The extent of the hysteria can be measured by comments published in the respectable Albany Law Journal just 11 days after the Haymarket tragedy. The Journal called for “a check upon immigration, a power of deportation, a better equipment of the police, a prompter and severer dealing with disorder” and denounced Chicago’s union leaders as “a few long-haired, wild-eyed, bad-smelling, atheistic, reckless foreign wretches, who never did an honest hour’s work in their lives.” The Journal declared: “This state of things almost justifies the resort to the vigilance committee and lynch law. … It seems that the penal law of Illinois would warrant treating all these godless fiends as murderers, and we hope they will be so treated and extirpated from the face of the earth.”
In June 1886, several leaders of the Chicago union movement were put on trial, charged with being accessories to murder at Haymarket Square and with a general conspiracy to murder.
Most of the defendants had not even been present when the Haymarket bomb was thrown, but that didn’t matter. They were revolutionary leaders and Chicago’s capitalists wanted their blood.
The trial opened on June 21, 1886, with only seven of the eight defendants in the courtroom. All seven had been born or raised outside the United States. Chicago’s newspapers had noted the foreign roots of most of the defendants and denounced them as “European assassins” and “foreign barbarians.” But just as jury selection began, the eighth defendant entered the courtroom. Albert Parsons was a native-born American. He had escaped the police roundup completely and had been living safely in Wisconsin, but bravely returned to stand trial with his innocent immigrant comrades.
Tried before a biased judge and jury, the defendants never had a chance. They were convicted; seven were sentenced to hang. (An eighth was sentenced to 15 years at hard labor.)
At that point, many people thought the case was closed, but they had not reckoned with Lucy Gonzalez Parsons, the wife of Albert Parsons and a leader of the Chicago labor movement in her own right. While the case was being unsuccessfully appealed, Lucy Parsons took her two small children and travelled across the United States, speaking to anyone she could about the case. In almost a year, she spoke to about 200,000 people in 16 states. Her heartfelt eloquence helped spark a movement to stop the executions.
Despite worldwide protests, four of the Haymarket defendants were hanged by the state of Illinois in November 1887. On the morning of the execution of her husband, Lucy Parsons was arrested and locked with her children in a cell for attempting to see her husband one last time.
On July 14, 1889, at the International Labor Congress in Paris, a delegate from the American Federation of Labor proposed that the Congress adopt May 1 as International Labor Day and a day to remember the “Martyrs of Chicago.” This was accepted. Ever since, May 1 has been a day for the workers of the entire world to march in unison.
Holidays do teach lessons; May Day teaches many.
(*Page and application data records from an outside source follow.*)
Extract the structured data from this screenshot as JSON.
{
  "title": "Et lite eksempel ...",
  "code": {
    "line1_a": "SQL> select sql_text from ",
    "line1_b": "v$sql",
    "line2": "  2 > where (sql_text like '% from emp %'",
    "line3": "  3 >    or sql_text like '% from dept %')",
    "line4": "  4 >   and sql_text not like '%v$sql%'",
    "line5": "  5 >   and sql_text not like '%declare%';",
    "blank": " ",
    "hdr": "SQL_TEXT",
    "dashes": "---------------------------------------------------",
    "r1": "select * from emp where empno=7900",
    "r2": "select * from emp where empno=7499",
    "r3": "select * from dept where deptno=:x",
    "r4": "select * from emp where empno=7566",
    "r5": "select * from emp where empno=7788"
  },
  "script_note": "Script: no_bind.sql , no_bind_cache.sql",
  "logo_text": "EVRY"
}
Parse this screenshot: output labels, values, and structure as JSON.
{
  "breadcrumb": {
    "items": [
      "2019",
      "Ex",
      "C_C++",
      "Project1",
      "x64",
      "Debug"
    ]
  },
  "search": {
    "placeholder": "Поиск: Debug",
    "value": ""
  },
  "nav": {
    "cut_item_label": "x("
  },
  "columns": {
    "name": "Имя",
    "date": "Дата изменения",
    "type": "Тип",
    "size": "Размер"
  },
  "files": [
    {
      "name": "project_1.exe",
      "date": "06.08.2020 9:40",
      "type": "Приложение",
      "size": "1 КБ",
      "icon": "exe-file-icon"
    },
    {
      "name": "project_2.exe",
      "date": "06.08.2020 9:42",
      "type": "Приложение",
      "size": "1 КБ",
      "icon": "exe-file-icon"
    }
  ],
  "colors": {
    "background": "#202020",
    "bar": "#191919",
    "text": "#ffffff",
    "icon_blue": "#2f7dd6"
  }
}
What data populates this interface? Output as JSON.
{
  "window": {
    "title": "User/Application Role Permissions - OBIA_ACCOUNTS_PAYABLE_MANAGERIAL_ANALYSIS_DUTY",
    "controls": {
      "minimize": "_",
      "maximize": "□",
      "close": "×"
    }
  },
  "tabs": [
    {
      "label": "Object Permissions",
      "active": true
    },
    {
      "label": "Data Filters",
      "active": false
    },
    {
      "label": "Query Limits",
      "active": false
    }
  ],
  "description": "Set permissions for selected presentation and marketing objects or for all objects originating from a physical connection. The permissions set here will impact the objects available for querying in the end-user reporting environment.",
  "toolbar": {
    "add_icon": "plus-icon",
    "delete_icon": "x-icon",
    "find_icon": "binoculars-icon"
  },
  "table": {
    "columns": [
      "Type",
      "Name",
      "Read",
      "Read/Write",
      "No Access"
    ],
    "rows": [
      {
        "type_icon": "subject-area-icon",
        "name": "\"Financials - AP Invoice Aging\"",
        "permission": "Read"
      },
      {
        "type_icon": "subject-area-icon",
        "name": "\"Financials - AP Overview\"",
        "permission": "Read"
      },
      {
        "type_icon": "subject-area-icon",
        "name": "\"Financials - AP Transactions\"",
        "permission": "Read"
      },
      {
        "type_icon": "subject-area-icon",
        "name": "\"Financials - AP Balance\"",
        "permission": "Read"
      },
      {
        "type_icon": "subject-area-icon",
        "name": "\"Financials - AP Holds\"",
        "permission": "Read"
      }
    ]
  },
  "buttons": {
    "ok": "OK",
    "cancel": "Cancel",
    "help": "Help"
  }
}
The Haymarket Affair shows that America’s tiny handful of rulers will throw away all pretense of democracy once the stability of their rule is challenged by vast changes in the economy. It shows that they will make scapegoats out of the immigrant workers. It shows they will do anything to hold on to their rule.
But Haymarket also shows us the weapon that a new class created by vast changes in the economy can wield against its rulers: unity. Perhaps the lesson of May Day can be summed up best in the words of Haymarket defendant Oscar Neebe. The last words of his autobiography read simply: “I call on all workingmen or working women of all nationalities and all countries to unite and down with your oppressors.”
This article originated in the PEOPLE’S TRIBUNE (Online Edition), Vol. 24 No. 5/ May, 1997; P.O. Box 3524, Chicago, IL 60654. For the current issue and archives to past issues see http://www.peoplestribune.org.